Nukuʻalofa, Tonga – January 10, 2023: 10am (UNDP): It was an extraordinary opportunity for citizens of Tonga’s two northernmost islands, Niuafo’ou and Niuatoputapu (the Niuas), the population of a little over 1,000 (in 2021) on the peaks of undersea volcanoes located in the middle of the South Pacific Ocean, to access a whole range of public services on their respective islands.
It was made possible when the Rights, Empowerment and Cohesion (REACH or A’u Tonu Kiai) project extended its mission to those remote islands, around 600 km north of the Tongan capital, from 21 – 28 November 2022.
The REACH project is implemented by the Ministry of Internal Affairs Women Affairs & Gender Equality Division in partnership with the UN Development Programme (UNDP) and supported by the Japanese government.
Citizens of the Niuas were able to access various services that all Tongan citizens are entitled to, including social welfare schemes, identity documentation and registration, vehicle, driving and marine licensing, women’s economic empowerment programme and more provided by 15 key service providers from government ministries, institutions and civil society organizations. 196 individuals from 18 villages in the two islands were able to access and obtain the services.
An awareness raising session on the prevention of gender-based violence and delivery of support services available to survivors of violence was part of the REACH programme provided by Women Affairs & Gender Equality Division of the Ministry of Internal Affairs, Tonga National Center for Women & Children (TNCWC) and Women & Children Crisis Center (WCCC) among others.
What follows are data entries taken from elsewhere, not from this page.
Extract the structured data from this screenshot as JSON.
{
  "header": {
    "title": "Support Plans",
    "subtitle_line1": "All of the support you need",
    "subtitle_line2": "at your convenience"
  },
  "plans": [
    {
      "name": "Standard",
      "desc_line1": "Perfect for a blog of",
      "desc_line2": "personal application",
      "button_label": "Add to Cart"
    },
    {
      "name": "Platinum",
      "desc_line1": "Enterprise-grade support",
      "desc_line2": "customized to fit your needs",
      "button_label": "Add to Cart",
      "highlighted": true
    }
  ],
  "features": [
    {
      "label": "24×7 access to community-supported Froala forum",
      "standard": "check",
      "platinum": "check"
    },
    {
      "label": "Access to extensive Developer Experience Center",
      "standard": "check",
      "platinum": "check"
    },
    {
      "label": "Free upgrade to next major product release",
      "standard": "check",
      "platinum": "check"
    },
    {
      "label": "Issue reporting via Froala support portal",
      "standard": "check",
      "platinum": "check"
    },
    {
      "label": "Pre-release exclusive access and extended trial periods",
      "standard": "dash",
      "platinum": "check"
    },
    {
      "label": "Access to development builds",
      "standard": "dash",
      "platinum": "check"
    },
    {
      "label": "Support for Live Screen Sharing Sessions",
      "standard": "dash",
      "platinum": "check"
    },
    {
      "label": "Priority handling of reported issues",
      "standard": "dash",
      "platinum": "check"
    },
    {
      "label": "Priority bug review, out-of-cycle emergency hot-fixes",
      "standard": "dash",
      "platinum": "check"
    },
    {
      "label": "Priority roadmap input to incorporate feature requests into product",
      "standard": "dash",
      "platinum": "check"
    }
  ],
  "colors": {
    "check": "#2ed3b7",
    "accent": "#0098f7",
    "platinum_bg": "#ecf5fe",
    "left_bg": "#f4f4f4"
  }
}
Communities of the Niuas for the first time marked the launch of the international campaign of the 16 days of activism against gender-based violence.
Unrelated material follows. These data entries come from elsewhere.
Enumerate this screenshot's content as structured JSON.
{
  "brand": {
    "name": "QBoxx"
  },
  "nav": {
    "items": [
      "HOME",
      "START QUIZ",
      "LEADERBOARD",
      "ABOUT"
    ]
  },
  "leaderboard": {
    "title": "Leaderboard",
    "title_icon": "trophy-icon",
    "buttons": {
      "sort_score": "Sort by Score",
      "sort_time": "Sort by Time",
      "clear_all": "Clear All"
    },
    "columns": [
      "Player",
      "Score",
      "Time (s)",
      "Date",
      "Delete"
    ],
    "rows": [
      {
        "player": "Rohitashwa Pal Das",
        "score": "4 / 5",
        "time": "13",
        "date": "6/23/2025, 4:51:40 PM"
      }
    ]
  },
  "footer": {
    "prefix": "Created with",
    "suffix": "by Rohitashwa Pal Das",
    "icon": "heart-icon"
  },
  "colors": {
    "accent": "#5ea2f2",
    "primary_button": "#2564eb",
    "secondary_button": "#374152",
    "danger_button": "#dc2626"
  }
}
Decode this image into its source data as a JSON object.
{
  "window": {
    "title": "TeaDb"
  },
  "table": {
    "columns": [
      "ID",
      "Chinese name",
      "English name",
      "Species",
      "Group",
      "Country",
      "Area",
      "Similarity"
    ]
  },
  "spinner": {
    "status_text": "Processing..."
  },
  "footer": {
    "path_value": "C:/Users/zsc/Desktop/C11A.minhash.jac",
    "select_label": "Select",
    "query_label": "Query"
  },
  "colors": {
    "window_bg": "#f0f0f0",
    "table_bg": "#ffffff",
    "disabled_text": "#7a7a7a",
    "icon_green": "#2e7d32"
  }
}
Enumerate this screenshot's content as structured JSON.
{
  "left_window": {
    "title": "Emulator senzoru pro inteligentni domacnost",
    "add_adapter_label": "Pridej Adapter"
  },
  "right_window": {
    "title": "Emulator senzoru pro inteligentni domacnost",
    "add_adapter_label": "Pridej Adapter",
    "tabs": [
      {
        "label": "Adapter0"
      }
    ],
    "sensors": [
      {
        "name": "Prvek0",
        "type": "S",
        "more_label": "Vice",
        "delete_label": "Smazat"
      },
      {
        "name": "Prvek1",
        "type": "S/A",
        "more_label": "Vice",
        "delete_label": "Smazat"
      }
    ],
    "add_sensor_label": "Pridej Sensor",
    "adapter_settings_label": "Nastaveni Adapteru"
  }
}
Honourable Member of Parliament Mr Vatau Hui, a representative of an electoral constituency Niua 17, welcomed the REACH mission team to the islands and said, “We are glad that you have not forgotten the people of the two Niuas. We hope you come more often.”
“I always said that you have not been to the Niuas unless you have travelled here by ferry, so that you experience the unique path to our islands – being transferred from the ferry to a smaller boat then arriving and hurdling onto the wharf, balancing yourself as you walk across the rugged rocky wharf and once you step down onto the ground, climbing up the slope to get on a vehicle,” said Mr Hui.
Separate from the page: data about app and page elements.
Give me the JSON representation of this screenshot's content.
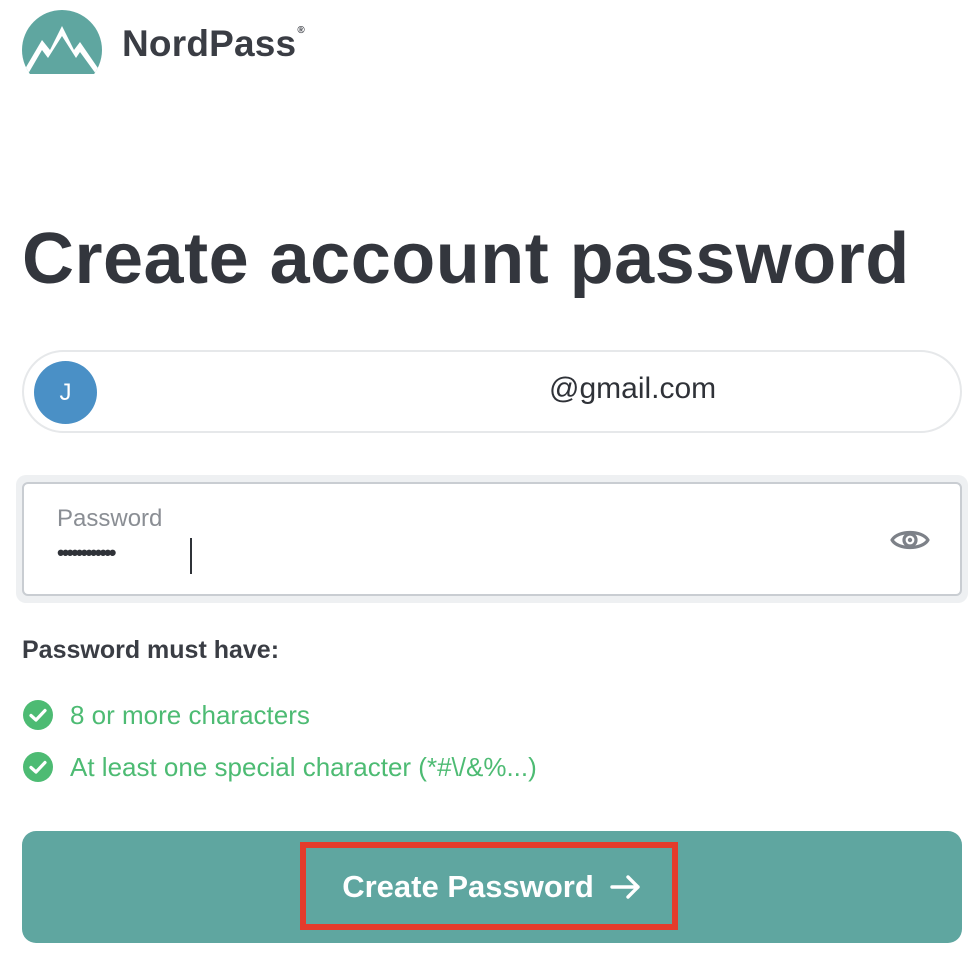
{
  "brand": {
    "name": "NordPass",
    "registered_mark": "®",
    "logo_icon": "nordpass-mountain-logo-icon",
    "accent_color": "#5fa6a0"
  },
  "page": {
    "title": "Create account password"
  },
  "account": {
    "avatar_initial": "J",
    "avatar_color": "#4a90c6",
    "email": "@gmail.com"
  },
  "password_field": {
    "label": "Password",
    "masked_value": "••••••••••••",
    "toggle_icon": "eye-icon"
  },
  "requirements": {
    "heading": "Password must have:",
    "items": [
      {
        "label": "8 or more characters",
        "status": "met",
        "icon": "check-circle-icon"
      },
      {
        "label": "At least one special character (*#\\/&%...)",
        "status": "met",
        "icon": "check-circle-icon"
      }
    ],
    "met_color": "#4dbb73"
  },
  "submit": {
    "label": "Create Password",
    "icon": "arrow-right-icon",
    "highlight_color": "#e53b2c"
  }
}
“Thank you for helping the people of the two Niuas. Toutou A’u Tonu Kiai (please visit us more often),” he added.
Tonga recently experienced adverse impact of multiple disasters, including COVID-19 which reached Tonga in 2020 and the Tropical Cyclone Harold concurrently hit the Kingdom.
The most recently people experienced destructive forces of the 2022 Hunga-Tonga Hunga-Ha’apai Volcanic Eruption and Tsunami.
As the country continues its efforts to ‘build forward better’, the REACH project, an integrated service delivery platform for rural, remote, and vulnerable communities, aims to respond to the needs of resilient people of Tonga to rebuild beyond recovery.
Since its commencement in March 2022 the REACH project has delivered services to communities in all divisions, Tongatapu, Ha’apai, ‘Eua, Vava’u and Niuas.